Work request: Your answer should hold every line of the records below that contains the string "name".

Excerpted data:
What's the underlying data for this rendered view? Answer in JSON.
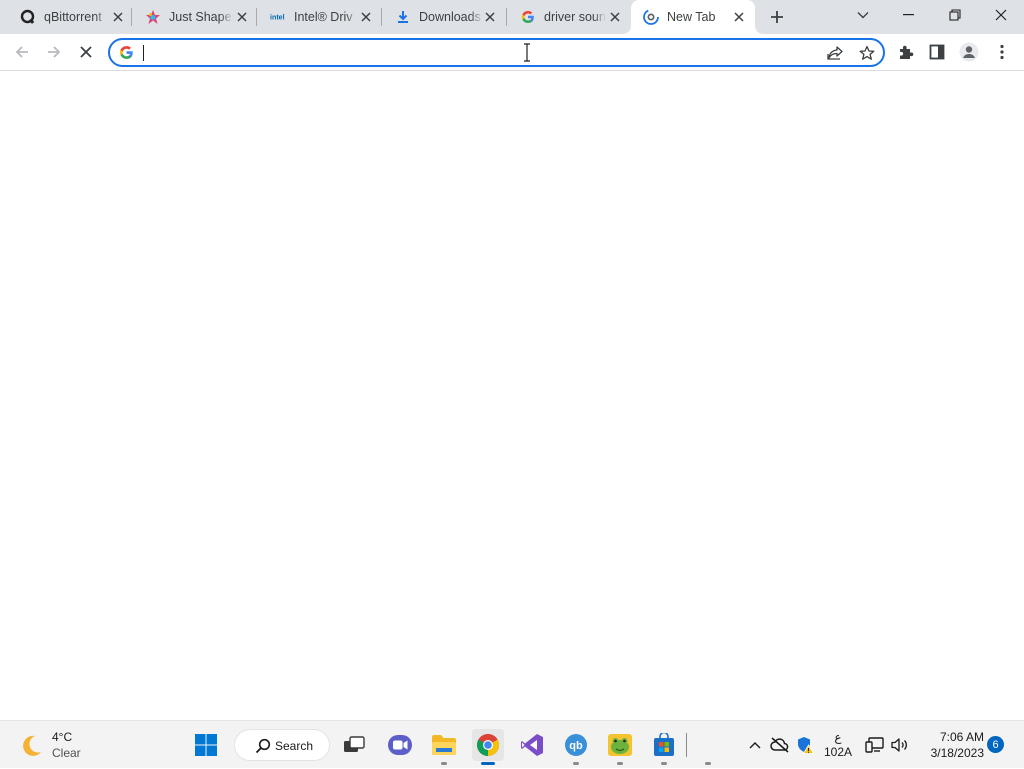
{
  "browser": {
    "tabs": [
      {
        "title": "qBittorrent",
        "icon": "qbittorrent-icon",
        "active": false
      },
      {
        "title": "Just Shapes",
        "icon": "just-shapes-icon",
        "active": false
      },
      {
        "title": "Intel® Driv",
        "icon": "intel-icon",
        "active": false
      },
      {
        "title": "Downloads",
        "icon": "download-icon",
        "active": false
      },
      {
        "title": "driver soun",
        "icon": "google-icon",
        "active": false
      },
      {
        "title": "New Tab",
        "icon": "chrome-newtab-icon",
        "active": true
      }
    ],
    "omnibox": {
      "value": "",
      "icon": "google-icon"
    },
    "loading": true
  },
  "taskbar": {
    "weather": {
      "temp": "4°C",
      "condition": "Clear",
      "icon": "moon-icon"
    },
    "search_label": "Search",
    "apps": [
      {
        "name": "start",
        "icon": "windows-icon"
      },
      {
        "name": "task-view",
        "icon": "task-view-icon"
      },
      {
        "name": "meet",
        "icon": "video-call-icon"
      },
      {
        "name": "file-explorer",
        "icon": "folder-icon",
        "running": true
      },
      {
        "name": "chrome",
        "icon": "chrome-icon",
        "running": true,
        "active": true
      },
      {
        "name": "visual-studio",
        "icon": "visual-studio-icon"
      },
      {
        "name": "qbittorrent",
        "icon": "qbittorrent-icon",
        "running": true
      },
      {
        "name": "game",
        "icon": "frog-game-icon",
        "running": true
      },
      {
        "name": "microsoft-store",
        "icon": "store-icon",
        "running": true
      }
    ],
    "tray": {
      "language_top": "ع",
      "language_bottom": "102A",
      "time": "7:06 AM",
      "date": "3/18/2023",
      "notifications": "6"
    }
  }
}
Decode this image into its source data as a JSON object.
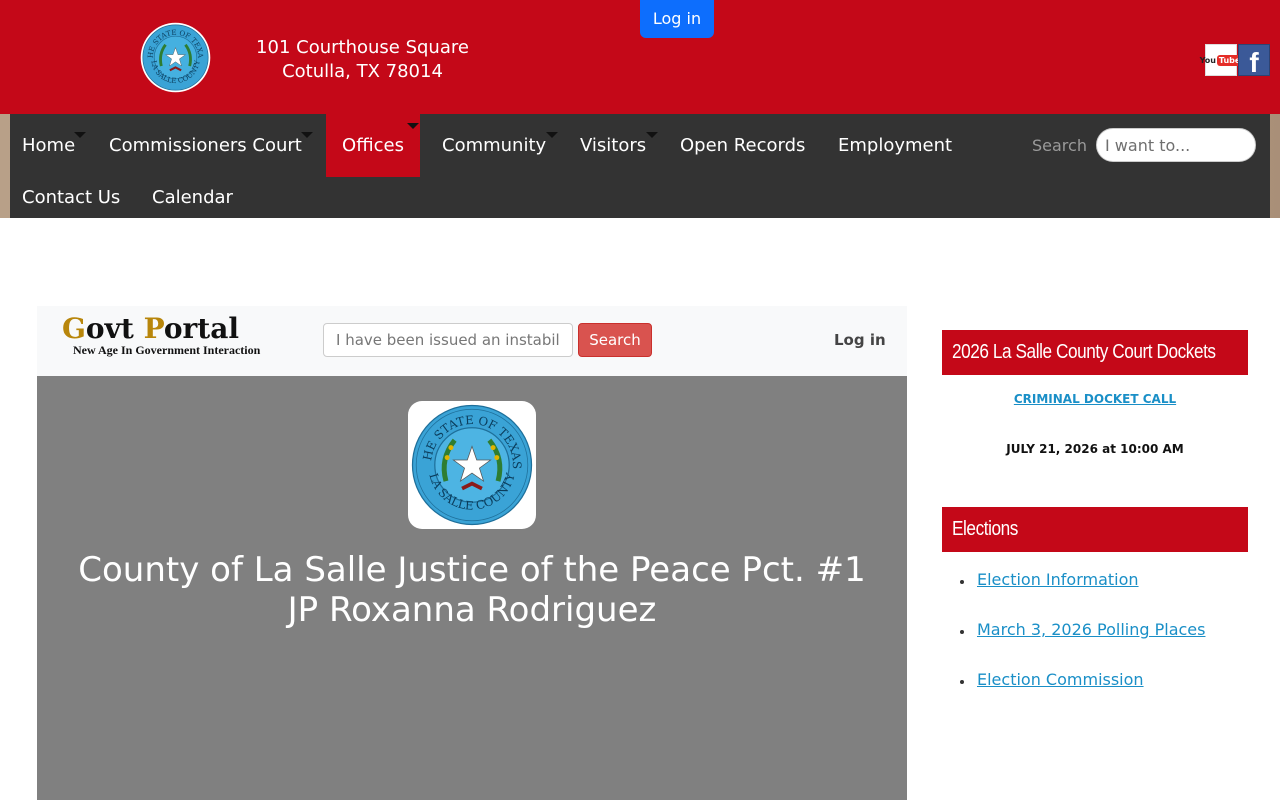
{
  "header": {
    "address_line1": "101 Courthouse Square",
    "address_line2": "Cotulla, TX 78014",
    "login_label": "Log in",
    "youtube_text": "You",
    "youtube_tube": "Tube",
    "facebook_glyph": "f"
  },
  "nav": {
    "items": [
      {
        "label": "Home"
      },
      {
        "label": "Commissioners Court"
      },
      {
        "label": "Offices"
      },
      {
        "label": "Community"
      },
      {
        "label": "Visitors"
      },
      {
        "label": "Open Records"
      },
      {
        "label": "Employment"
      },
      {
        "label": "Contact Us"
      },
      {
        "label": "Calendar"
      }
    ],
    "active": "Offices",
    "search_label": "Search",
    "search_placeholder": "I want to..."
  },
  "portal": {
    "logo_g": "G",
    "logo_ovt": "ovt ",
    "logo_p": "P",
    "logo_ortal": "ortal",
    "logo_tagline": "New Age In Government Interaction",
    "search_placeholder": "I have been issued an instabill c",
    "search_button": "Search",
    "login_label": "Log in"
  },
  "hero": {
    "title_line1": "County of La Salle Justice of the Peace Pct. #1",
    "title_line2": "JP Roxanna Rodriguez"
  },
  "seal": {
    "top_text": "THE STATE OF TEXAS",
    "bottom_text": "LA SALLE COUNTY"
  },
  "sidebar": {
    "dockets_heading": "2026 La Salle County Court Dockets",
    "docket_link": "CRIMINAL DOCKET CALL",
    "docket_date": "JULY 21, 2026 at 10:00 AM",
    "elections_heading": "Elections",
    "election_links": [
      "Election Information",
      "March 3, 2026 Polling Places",
      "Election Commission"
    ]
  },
  "colors": {
    "brand_red": "#c40818",
    "nav_dark": "#333333",
    "link_blue": "#1a8fc7",
    "login_blue": "#0d6efd"
  }
}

Task solution:
        "name": "start",
        "name": "task-view",
        "name": "meet",
        "name": "file-explorer",
        "name": "chrome",
        "name": "visual-studio",
        "name": "qbittorrent",
        "name": "game",
        "name": "microsoft-store",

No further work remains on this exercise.